Izakaya: Japan's Casual, Communal Drinking And Dining Style

You may be deeply familiar with some of Japan's most popular foods, from comforting ramen to your preferred type of sushi. And, when it comes to being a foodie destination, the East Asian island nation is definitely ranked highly with so many dishes being hard-to-come-by regional delicacies and many cuisines (like Itameshi) being especially unique to the country. However, when you're visiting Japan, it might be worth looking into where to get your food rather than what you plan on ordering.
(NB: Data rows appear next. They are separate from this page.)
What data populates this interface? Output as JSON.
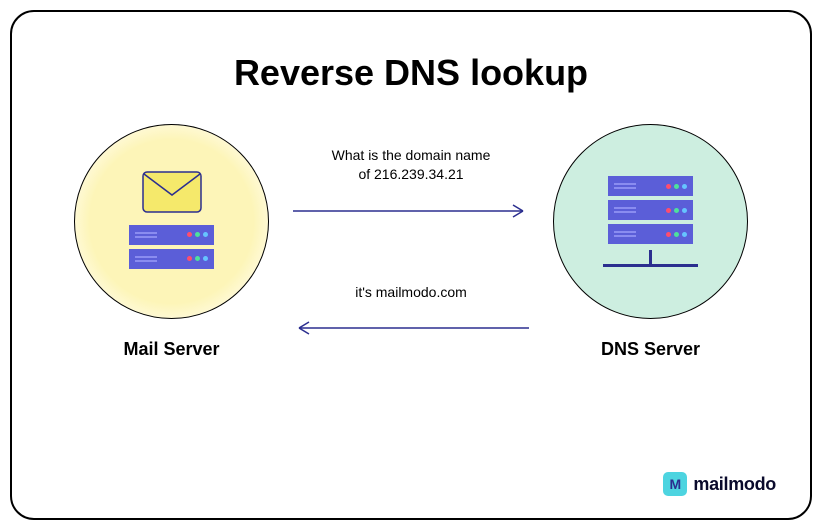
{
  "title": "Reverse DNS lookup",
  "left_node": {
    "label": "Mail Server"
  },
  "right_node": {
    "label": "DNS Server"
  },
  "query": {
    "line1": "What is the domain name",
    "line2": "of 216.239.34.21"
  },
  "response": {
    "text": "it's mailmodo.com"
  },
  "brand": {
    "mark": "M",
    "name": "mailmodo"
  },
  "colors": {
    "arrow": "#2b2e8f",
    "circle_left_bg": "#fdf5b8",
    "circle_right_bg": "#cdeee0",
    "server": "#5b5ed8"
  }
}
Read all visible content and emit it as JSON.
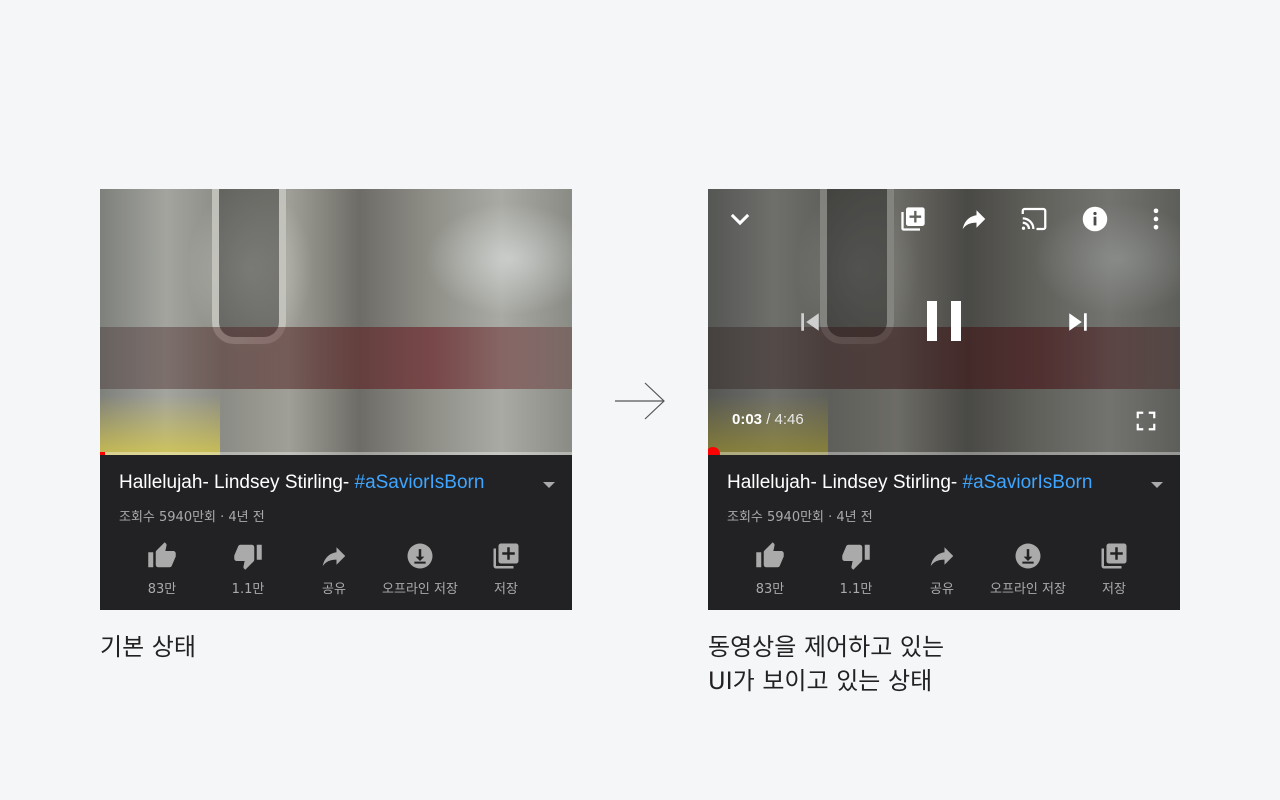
{
  "colors": {
    "page_bg": "#f5f6f8",
    "panel_bg": "#222124",
    "progress": "#ff0000",
    "hashtag": "#3ea6ff",
    "meta_text": "#aaaaaa"
  },
  "left_panel": {
    "video": {
      "progress_fraction": 0.011
    },
    "title_text": "Hallelujah- Lindsey Stirling- ",
    "title_hashtag": "#aSaviorIsBorn",
    "meta": "조회수 5940만회 · 4년 전",
    "actions": [
      {
        "icon": "thumbs-up-icon",
        "label": "83만"
      },
      {
        "icon": "thumbs-down-icon",
        "label": "1.1만"
      },
      {
        "icon": "share-icon",
        "label": "공유"
      },
      {
        "icon": "download-icon",
        "label": "오프라인 저장"
      },
      {
        "icon": "playlist-add-icon",
        "label": "저장"
      }
    ]
  },
  "right_panel": {
    "video": {
      "current_time": "0:03",
      "separator": "/",
      "duration": "4:46",
      "progress_fraction": 0.011,
      "top_controls": [
        "collapse-icon",
        "add-to-playlist-icon",
        "share-icon",
        "cast-icon",
        "info-icon",
        "more-icon"
      ],
      "center_controls": [
        "previous-icon",
        "pause-icon",
        "next-icon"
      ],
      "bottom_controls": [
        "fullscreen-icon"
      ]
    },
    "title_text": "Hallelujah- Lindsey Stirling- ",
    "title_hashtag": "#aSaviorIsBorn",
    "meta": "조회수 5940만회 · 4년 전",
    "actions": [
      {
        "icon": "thumbs-up-icon",
        "label": "83만"
      },
      {
        "icon": "thumbs-down-icon",
        "label": "1.1만"
      },
      {
        "icon": "share-icon",
        "label": "공유"
      },
      {
        "icon": "download-icon",
        "label": "오프라인 저장"
      },
      {
        "icon": "playlist-add-icon",
        "label": "저장"
      }
    ]
  },
  "arrow_icon": "arrow-right-icon",
  "captions": {
    "left": "기본 상태",
    "right_line1": "동영상을 제어하고 있는",
    "right_line2": "UI가 보이고 있는 상태"
  }
}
Whether you're casually exploring Tokyo's dense alleyways or relentlessly Googling venues to enjoy some drinks and late-night bites in Japan, you're likely going to find yourself in front of an izakaya. These laid-back venues are a staple of Japan's drinking culture and are great meeting places for friends. So, whether you're looking to add to your list of must-see stops while in Japan or are interested in global drinking customs, you've come to the right place.

What is an izakaya?

If you're ever visiting Japan, it's definitely worth visiting an izakaya, whether it's a chain or an independent spot. These venues have become increasingly popular with tourists and for good reason.

According to Tokyo Cheapo, the Japanese characters for izakaya, 居酒屋, directly translate to "stay saké shop." This name lays out simply what an izakaya actually is: a place to enjoy your stay and drink plenty of alcohol. These establishments, like most places with plenty of alcohol, are usually quite lively. The seating areas can be filled with loud conversations, music, and even dancing. It's also common for cigarettes to be smoked inside, which adds to the party atmosphere.

Here, much of the menu consists of beer. You can order traditional Japanese pilsner-style draft beers, think iconic Sapporo or Asahi. If that's not your thing, shōchū and sake are also plentiful. However, if you're not a fan of casual drinking, don't worry. The main appeal of visiting an izakaya may actually be the food.

Here's what to order at an izakaya

While you may be thinking that an izakaya sounds just like a regular bar, that's not quite the case. In izakayas, customers are usually seated and enjoy plenty of different dishes, both Japanese and international cuisine. There are also often foods that are easily shared and split amongst friends and coworkers.

The dishes change based on whether the particular izakaya you're eating at is more modern and trendy or a more casual hole-in-the-wall spot. Most spots will at least have the staples, like edamame and gyoza, and they will typically be salty foods that pair great with beer. Ebi-mayo, Agedashi-tofu, and Karaage (Japanese fried chicken) are some dishes that are typically on izakaya menus. Some even showcase western classics, like pizza or french fries.

If visiting Japan is out of reach but izakaya menus sound like something too good to pass up, there are (thankfully) other ways to experience this laid-back drinking scene.

Where to find izakayas in the U.S.?

You can get traditional izakaya experiences in many of the major U.S. cities, like New York City and Los Angeles, which have plenty of options to choose from.

If you're on the East Coast, New York City's ROKC — an acronym for ramen, oysters, kitchen, and cocktails — is a great spot that is well-known in the city. They're possibly best known for their cheap, farm-to-table oysters and fun cocktails. While it may not be the most traditional izakaya experience, it is worth trying out.

If you're closer to Boston, you can also try hitting up Izakaya Ittoku. This joint doles out an experience you're more likely to find in Japan. With a beer and liquor menu full of Japanese classics and a big food menu with any type of Japanese food you can think of, this place is definitely a can't-miss spot.

Those in L.A. can enjoy KOCHI, a highly reviewed casual eatery where many recommend getting their udon. Noodles are commonly enjoyed in izakayas, and KOCHI makes them in-house. Further outside the city, Izakaya Hachi is raved about for a more unexpected dish, beef tongue. Whether you're an adventurous eater or just looking for reliable edamame, these joints and others are great options on the West Coast.